The impact of the story of the JPF, the lives of the boys who participated in civic duty, the death of Capt. Gellis, and the lineage between the JPF and today’s Police Explorer’s was palpable to all in attendance.
I will be forever grateful to PCs O’Neill and Shea, the very professional and capable staff of the PC’s Office, The Chaplains Unit, the Shomrim Society, the Ceremonial Unit, and the Police Explorers for remaining true to the department’s maxim to “Never Forget” those who sacrificed their lives in the performance of their duties.
The JPF’s legacy organization is today’s NYPD Police Explorer Program. The lost history of the Police Explorer Program should be adopted into its history as well as that of the department.
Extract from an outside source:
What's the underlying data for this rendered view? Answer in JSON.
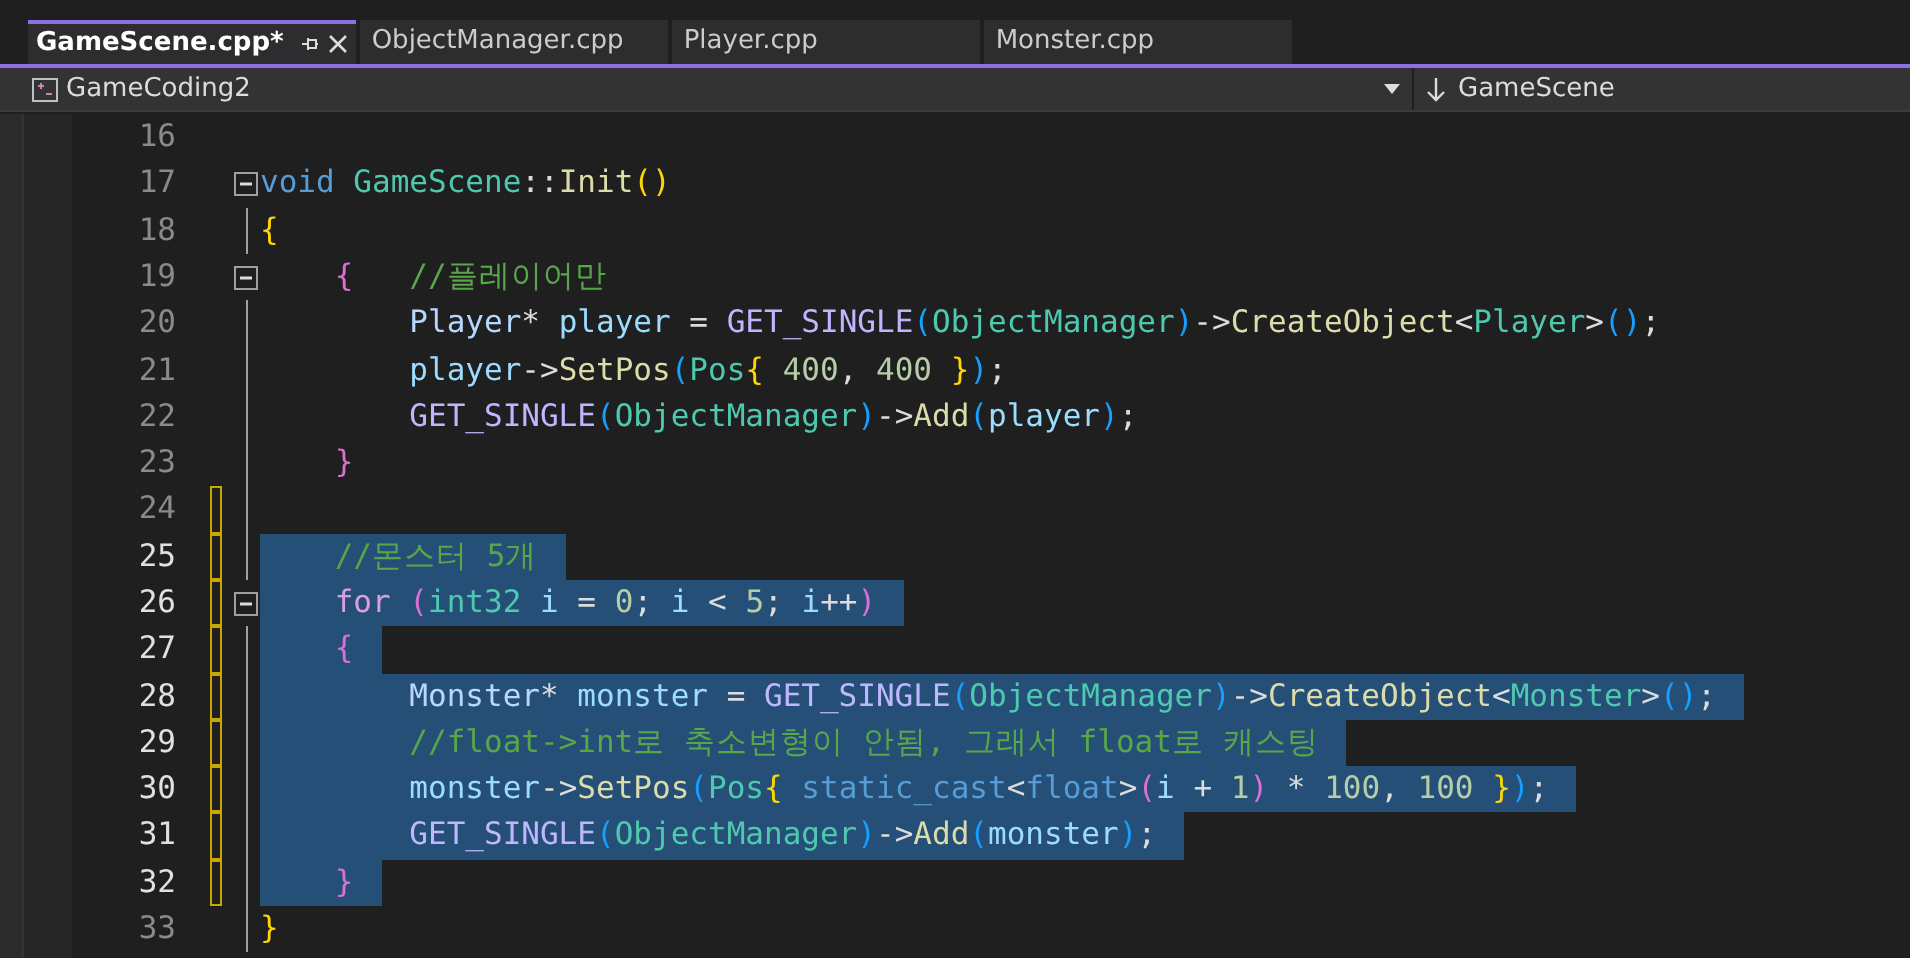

Efforts to move forward on the outstanding call for action, to create a plaque for the JPF, remain ongoing. Once a commitment for funding, and approval by the NYPD are obtained, the plaque can be commissioned. A logical location for placement, is the birthplace of the JPF: today’s 9th Precinct Station-house which, at the time was designated the 15th Precinct Station-house. I hope the NYPD remains a partner in this continuing effort & that of further researching the other two officers’ deaths.
Additionally, research continues to identify any living relatives of JPF Chief Harry Rodman, Capt. John F. Sweeney, and JPF Capt. Tobias Gellis.
JPF 39th Precinct Group Photo